The Raid: The Son Tay Prison Rescue Mission
Benjamin F. Schemmer - 1976
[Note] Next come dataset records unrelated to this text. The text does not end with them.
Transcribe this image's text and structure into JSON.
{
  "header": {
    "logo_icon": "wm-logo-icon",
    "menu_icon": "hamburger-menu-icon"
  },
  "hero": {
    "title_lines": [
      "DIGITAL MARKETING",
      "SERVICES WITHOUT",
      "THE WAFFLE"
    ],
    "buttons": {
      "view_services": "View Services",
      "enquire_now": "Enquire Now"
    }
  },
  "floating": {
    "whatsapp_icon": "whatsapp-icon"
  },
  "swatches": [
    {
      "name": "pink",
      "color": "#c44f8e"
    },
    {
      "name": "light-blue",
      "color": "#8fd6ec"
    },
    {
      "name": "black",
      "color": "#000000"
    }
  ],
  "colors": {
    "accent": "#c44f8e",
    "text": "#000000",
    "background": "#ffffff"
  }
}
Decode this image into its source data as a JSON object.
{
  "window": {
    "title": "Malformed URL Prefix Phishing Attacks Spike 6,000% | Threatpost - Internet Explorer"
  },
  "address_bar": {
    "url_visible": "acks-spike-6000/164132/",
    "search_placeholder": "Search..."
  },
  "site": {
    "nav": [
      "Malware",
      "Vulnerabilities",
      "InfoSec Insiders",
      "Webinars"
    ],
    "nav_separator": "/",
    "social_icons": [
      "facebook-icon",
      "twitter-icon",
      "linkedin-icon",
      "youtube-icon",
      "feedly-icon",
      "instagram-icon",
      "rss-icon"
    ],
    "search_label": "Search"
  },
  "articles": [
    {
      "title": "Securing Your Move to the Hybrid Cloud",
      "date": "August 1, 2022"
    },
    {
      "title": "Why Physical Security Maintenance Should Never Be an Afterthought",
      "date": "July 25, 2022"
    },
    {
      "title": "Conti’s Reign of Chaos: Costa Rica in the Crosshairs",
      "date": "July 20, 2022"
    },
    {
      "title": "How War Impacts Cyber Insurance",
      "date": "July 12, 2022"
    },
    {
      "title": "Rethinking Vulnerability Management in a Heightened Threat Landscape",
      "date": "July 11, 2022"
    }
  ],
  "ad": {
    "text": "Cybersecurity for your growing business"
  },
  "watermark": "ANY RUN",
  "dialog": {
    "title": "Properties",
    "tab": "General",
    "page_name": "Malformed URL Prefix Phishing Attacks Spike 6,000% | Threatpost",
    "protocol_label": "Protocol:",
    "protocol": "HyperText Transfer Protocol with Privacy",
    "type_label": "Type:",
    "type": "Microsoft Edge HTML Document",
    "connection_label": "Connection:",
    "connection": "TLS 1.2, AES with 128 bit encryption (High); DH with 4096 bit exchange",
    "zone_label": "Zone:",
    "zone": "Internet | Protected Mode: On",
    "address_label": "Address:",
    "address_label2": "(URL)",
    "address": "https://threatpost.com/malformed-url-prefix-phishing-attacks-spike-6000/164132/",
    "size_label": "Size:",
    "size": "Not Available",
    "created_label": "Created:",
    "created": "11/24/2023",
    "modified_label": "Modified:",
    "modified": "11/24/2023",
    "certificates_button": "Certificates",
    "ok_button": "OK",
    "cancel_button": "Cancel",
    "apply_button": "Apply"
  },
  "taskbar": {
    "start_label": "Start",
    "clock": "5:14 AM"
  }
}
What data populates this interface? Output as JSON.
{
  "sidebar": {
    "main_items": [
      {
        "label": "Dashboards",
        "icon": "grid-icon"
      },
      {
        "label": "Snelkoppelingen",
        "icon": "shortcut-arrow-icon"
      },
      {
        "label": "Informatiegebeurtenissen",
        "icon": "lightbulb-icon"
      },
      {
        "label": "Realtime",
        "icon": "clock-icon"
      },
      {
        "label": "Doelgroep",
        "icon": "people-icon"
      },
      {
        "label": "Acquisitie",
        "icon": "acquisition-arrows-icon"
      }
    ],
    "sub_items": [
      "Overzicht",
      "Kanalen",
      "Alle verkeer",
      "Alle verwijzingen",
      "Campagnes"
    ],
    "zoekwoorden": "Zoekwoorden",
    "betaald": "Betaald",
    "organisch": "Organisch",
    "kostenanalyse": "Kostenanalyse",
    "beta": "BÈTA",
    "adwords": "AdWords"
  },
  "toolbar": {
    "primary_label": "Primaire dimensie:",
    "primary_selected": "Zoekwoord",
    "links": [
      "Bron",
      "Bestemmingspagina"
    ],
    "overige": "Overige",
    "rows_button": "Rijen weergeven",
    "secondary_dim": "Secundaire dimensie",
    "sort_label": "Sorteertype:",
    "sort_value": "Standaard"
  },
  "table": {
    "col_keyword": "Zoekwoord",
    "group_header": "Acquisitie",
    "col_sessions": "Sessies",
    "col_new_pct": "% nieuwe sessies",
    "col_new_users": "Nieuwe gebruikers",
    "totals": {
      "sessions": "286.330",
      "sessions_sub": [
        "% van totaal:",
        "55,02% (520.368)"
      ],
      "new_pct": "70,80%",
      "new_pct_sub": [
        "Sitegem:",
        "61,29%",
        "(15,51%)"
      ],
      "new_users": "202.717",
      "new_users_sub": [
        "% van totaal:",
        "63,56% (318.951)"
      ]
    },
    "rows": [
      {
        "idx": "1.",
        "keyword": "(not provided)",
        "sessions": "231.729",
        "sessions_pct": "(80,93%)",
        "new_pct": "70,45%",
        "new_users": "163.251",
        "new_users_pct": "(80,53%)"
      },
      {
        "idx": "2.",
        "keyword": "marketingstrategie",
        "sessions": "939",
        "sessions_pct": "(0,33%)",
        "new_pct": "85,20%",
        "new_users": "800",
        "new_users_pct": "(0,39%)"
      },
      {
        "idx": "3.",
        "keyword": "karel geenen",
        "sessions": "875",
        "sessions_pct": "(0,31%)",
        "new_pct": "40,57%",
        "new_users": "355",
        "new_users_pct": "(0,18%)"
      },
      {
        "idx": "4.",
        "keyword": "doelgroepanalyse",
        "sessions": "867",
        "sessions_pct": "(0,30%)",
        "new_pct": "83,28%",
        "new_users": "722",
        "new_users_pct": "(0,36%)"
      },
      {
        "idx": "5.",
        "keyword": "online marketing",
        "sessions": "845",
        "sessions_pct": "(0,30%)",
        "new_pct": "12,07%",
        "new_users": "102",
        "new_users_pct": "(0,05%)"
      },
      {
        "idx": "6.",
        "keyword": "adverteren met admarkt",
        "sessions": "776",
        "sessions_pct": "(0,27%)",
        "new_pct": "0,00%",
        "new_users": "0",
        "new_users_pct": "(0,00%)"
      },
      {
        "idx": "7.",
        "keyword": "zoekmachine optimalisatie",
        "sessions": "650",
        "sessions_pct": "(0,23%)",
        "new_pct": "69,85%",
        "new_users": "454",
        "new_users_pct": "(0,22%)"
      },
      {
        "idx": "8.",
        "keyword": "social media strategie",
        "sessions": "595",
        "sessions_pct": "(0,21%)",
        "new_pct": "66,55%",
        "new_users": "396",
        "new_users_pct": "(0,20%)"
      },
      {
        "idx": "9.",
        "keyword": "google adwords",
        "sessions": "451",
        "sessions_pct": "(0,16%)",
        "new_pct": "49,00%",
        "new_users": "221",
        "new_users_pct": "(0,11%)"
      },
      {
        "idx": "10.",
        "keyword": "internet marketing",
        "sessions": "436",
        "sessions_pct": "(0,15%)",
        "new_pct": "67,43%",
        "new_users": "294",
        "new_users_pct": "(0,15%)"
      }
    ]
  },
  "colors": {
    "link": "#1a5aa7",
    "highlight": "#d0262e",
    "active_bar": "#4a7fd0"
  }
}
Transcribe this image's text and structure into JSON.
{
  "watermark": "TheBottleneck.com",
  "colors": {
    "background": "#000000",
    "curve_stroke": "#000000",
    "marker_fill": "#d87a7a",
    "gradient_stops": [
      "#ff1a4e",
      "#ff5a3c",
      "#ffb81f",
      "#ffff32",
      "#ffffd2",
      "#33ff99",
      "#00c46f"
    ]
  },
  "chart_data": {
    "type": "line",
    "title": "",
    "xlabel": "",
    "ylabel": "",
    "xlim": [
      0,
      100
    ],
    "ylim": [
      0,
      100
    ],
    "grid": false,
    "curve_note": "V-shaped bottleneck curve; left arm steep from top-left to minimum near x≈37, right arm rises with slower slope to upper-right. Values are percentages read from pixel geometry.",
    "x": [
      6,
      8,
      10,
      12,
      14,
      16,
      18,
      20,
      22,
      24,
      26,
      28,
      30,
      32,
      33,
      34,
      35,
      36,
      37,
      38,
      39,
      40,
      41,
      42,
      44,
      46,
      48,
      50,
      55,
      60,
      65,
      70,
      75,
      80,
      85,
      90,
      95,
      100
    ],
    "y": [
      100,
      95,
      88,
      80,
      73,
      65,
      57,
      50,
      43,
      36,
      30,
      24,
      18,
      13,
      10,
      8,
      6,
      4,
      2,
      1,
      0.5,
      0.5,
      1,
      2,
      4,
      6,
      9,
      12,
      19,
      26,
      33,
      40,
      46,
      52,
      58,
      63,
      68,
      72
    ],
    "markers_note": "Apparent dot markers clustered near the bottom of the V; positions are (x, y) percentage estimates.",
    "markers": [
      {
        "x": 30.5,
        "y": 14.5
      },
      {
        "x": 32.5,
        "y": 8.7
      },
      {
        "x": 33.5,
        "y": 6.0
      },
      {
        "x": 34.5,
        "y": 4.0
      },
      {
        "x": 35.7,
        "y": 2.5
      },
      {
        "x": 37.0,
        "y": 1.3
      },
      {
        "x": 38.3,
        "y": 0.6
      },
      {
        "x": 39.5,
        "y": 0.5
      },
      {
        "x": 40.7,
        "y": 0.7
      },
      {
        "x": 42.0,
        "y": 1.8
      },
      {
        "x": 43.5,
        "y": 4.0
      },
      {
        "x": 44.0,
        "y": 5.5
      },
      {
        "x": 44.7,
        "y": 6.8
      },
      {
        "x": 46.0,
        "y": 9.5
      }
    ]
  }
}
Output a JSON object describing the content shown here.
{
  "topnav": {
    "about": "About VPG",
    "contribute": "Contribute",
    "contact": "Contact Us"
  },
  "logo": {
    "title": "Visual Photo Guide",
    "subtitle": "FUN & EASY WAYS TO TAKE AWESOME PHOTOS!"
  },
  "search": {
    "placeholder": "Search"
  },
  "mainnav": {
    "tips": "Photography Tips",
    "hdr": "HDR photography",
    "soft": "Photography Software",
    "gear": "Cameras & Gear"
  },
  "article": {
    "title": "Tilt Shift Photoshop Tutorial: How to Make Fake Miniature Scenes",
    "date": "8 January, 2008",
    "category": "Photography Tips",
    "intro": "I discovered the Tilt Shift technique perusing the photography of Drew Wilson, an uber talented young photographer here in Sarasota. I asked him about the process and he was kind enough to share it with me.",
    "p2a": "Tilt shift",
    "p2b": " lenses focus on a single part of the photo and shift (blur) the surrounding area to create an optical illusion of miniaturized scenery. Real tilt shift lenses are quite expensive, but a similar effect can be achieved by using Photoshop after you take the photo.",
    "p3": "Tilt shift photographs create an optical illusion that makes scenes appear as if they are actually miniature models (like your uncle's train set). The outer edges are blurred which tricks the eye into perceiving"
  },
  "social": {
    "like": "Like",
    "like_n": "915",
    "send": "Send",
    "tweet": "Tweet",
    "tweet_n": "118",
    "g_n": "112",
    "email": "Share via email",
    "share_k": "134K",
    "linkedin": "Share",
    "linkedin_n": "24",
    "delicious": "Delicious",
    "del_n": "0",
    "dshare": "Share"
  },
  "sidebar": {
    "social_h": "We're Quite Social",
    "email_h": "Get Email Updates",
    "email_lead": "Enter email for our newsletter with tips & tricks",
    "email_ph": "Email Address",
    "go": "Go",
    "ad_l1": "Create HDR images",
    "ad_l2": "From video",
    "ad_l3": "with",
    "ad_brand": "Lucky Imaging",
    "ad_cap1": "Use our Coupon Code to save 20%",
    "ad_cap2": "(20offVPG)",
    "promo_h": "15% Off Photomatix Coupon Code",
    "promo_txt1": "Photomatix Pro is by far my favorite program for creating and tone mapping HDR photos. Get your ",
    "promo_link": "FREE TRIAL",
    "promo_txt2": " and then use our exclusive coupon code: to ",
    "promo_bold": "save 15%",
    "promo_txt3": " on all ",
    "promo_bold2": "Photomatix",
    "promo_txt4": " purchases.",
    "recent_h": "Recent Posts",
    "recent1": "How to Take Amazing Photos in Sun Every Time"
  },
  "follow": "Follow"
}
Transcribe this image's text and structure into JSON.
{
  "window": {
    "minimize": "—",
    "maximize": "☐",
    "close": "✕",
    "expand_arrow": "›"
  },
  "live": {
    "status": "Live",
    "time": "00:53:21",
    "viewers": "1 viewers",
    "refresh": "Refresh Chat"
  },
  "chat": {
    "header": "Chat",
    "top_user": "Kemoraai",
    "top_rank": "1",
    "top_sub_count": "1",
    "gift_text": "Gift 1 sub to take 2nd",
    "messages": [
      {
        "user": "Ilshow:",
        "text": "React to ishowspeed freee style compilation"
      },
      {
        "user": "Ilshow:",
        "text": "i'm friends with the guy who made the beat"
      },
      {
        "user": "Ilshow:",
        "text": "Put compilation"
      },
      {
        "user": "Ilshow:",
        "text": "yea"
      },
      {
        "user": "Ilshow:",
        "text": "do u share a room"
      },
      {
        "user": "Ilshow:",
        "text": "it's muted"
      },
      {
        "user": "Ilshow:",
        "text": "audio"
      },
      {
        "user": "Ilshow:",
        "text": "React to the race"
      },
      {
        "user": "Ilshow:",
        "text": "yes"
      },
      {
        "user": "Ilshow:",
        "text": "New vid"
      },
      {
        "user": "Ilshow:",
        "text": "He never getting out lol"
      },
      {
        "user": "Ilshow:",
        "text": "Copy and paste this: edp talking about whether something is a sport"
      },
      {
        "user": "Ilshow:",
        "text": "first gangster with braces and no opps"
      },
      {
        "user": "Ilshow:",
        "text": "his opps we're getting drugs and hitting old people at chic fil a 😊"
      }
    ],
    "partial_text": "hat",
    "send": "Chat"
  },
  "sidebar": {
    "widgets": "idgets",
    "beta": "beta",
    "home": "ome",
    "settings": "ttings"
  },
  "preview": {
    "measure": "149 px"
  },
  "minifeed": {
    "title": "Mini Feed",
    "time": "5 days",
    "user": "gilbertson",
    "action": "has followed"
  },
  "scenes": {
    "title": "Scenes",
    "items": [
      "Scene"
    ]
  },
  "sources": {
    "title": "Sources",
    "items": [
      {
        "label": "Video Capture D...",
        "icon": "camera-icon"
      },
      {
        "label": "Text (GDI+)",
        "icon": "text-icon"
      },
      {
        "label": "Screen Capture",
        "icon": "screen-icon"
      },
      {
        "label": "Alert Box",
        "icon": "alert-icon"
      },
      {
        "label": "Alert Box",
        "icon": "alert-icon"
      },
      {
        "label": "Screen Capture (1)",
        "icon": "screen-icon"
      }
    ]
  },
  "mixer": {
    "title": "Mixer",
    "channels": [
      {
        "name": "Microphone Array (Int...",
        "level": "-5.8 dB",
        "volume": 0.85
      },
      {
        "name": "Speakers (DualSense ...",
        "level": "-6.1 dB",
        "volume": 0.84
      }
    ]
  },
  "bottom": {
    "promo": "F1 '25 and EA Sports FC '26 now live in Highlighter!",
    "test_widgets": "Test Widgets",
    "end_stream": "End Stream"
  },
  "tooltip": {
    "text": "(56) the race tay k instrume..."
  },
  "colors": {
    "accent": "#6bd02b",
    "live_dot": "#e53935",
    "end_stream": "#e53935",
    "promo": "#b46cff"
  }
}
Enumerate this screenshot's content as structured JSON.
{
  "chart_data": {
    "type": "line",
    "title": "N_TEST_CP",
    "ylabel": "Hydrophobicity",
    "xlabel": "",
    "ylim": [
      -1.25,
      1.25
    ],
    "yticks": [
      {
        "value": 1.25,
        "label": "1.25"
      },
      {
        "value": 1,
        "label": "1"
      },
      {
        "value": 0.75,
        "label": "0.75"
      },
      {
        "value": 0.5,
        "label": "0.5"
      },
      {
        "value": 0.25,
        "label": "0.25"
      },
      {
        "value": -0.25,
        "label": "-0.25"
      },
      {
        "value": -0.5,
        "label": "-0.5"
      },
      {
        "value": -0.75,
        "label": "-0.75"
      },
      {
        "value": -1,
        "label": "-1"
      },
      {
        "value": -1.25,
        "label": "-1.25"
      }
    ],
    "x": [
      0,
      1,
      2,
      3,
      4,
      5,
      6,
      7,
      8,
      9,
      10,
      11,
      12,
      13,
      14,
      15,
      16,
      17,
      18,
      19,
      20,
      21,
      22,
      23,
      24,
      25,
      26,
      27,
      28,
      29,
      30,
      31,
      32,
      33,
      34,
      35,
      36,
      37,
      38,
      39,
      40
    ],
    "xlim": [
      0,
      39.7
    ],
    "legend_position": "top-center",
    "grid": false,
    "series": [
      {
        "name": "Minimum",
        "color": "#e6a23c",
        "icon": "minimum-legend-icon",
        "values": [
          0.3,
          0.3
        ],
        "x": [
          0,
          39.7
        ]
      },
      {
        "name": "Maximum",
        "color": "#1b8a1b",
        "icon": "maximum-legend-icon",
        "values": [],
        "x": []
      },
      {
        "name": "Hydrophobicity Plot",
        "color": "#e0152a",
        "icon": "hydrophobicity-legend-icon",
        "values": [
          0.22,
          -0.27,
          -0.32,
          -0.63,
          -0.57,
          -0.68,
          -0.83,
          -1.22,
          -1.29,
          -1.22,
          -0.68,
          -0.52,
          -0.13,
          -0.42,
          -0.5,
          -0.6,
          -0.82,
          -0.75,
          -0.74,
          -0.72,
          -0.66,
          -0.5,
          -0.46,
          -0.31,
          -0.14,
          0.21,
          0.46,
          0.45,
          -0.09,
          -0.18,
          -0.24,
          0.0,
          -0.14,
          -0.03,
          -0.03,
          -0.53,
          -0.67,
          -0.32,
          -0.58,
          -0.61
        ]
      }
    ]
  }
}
on November 21, 1970, more than one hundred U.S. war planes shattered the dark calm of the skies over Hanoi. Their mission: rescue sixty-one American POWs from Son Tay prison. Less than thirty minutes later, the raid was over, but no Americans had been rescued. The prisoners had been moved from Son Tay four and a half months earlier and that wasn’t all. Part of the raiding force landed at the wrong compound, a “school” bristling with enemy soldiers, but the soldiers weren’t Vietnamese . . . Replete with fascinating insights into the workings of high-level intelligence and military command, The Raid is Benjamin Schemmer’s unvarnished account of the courageous mission that was quickly labeled an intelligence failure by Congress and a Pentagon blunder by the world press. Determined to ferret out the truth, Schemmer uncovers one of the CIA’s most carefully guarded secrets. From the planning and live-fire rehearsals to the explosive reactions of the Joint Chiefs of Staff watching the drama unfold to the aftermath as the White House and Pentagon struggled for damage control, Schemmer tackles the tough questions. What really happened during the twenty-seven minutes the raiders spent on the ground? Did the CIA know the whole time that the Americans were gone? Had the Agency in fact been responsible for the POWs being moved? And perhaps most intriguing, why was the rescue—though it never freed a single prisoner—not a failure after all?